Element data from apps and pages:
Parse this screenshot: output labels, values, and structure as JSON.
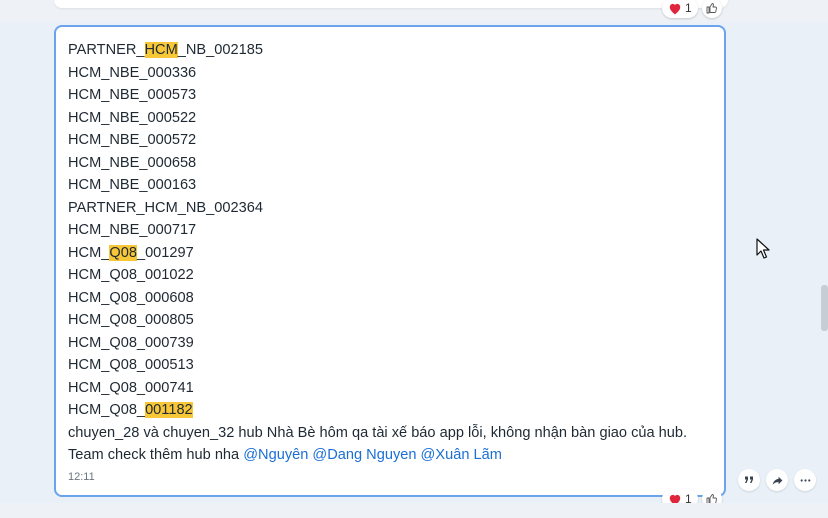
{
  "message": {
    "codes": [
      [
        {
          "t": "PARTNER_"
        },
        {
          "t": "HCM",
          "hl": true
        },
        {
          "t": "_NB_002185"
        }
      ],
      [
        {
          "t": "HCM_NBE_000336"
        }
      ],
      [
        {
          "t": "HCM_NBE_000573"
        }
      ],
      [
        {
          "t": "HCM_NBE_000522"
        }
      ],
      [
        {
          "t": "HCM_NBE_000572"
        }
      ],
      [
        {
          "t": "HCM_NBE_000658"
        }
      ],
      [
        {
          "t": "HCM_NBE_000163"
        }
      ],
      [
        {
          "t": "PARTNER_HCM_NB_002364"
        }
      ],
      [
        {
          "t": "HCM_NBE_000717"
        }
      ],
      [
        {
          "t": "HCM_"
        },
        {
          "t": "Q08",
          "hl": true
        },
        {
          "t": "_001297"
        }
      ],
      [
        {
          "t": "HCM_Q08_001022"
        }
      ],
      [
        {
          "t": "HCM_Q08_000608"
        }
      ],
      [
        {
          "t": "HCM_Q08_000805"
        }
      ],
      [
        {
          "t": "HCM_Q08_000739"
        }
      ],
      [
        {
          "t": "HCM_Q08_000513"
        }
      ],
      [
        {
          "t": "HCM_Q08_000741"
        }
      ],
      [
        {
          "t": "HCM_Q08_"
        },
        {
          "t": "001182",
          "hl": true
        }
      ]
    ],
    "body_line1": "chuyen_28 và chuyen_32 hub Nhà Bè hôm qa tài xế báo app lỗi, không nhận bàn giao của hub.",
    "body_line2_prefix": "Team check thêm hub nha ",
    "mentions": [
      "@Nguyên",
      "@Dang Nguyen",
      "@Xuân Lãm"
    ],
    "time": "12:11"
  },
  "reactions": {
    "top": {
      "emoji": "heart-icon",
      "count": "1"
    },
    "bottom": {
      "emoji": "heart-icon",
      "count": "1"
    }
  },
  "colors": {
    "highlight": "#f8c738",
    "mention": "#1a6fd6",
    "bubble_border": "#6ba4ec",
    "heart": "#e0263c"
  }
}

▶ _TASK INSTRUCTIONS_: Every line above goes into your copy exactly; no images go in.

▶ _SOLUTION TO THIS PROBLEM_:
Parse this screenshot: output labels, values, and structure as JSON.
{
  "message": {
    "codes": [
      [
        {
          "t": "PARTNER_"
        },
        {
          "t": "HCM",
          "hl": true
        },
        {
          "t": "_NB_002185"
        }
      ],
      [
        {
          "t": "HCM_NBE_000336"
        }
      ],
      [
        {
          "t": "HCM_NBE_000573"
        }
      ],
      [
        {
          "t": "HCM_NBE_000522"
        }
      ],
      [
        {
          "t": "HCM_NBE_000572"
        }
      ],
      [
        {
          "t": "HCM_NBE_000658"
        }
      ],
      [
        {
          "t": "HCM_NBE_000163"
        }
      ],
      [
        {
          "t": "PARTNER_HCM_NB_002364"
        }
      ],
      [
        {
          "t": "HCM_NBE_000717"
        }
      ],
      [
        {
          "t": "HCM_"
        },
        {
          "t": "Q08",
          "hl": true
        },
        {
          "t": "_001297"
        }
      ],
      [
        {
          "t": "HCM_Q08_001022"
        }
      ],
      [
        {
          "t": "HCM_Q08_000608"
        }
      ],
      [
        {
          "t": "HCM_Q08_000805"
        }
      ],
      [
        {
          "t": "HCM_Q08_000739"
        }
      ],
      [
        {
          "t": "HCM_Q08_000513"
        }
      ],
      [
        {
          "t": "HCM_Q08_000741"
        }
      ],
      [
        {
          "t": "HCM_Q08_"
        },
        {
          "t": "001182",
          "hl": true
        }
      ]
    ],
    "body_line1": "chuyen_28 và chuyen_32 hub Nhà Bè hôm qa tài xế báo app lỗi, không nhận bàn giao của hub.",
    "body_line2_prefix": "Team check thêm hub nha ",
    "mentions": [
      "@Nguyên",
      "@Dang Nguyen",
      "@Xuân Lãm"
    ],
    "time": "12:11"
  },
  "reactions": {
    "top": {
      "emoji": "heart-icon",
      "count": "1"
    },
    "bottom": {
      "emoji": "heart-icon",
      "count": "1"
    }
  },
  "colors": {
    "highlight": "#f8c738",
    "mention": "#1a6fd6",
    "bubble_border": "#6ba4ec",
    "heart": "#e0263c"
  }
}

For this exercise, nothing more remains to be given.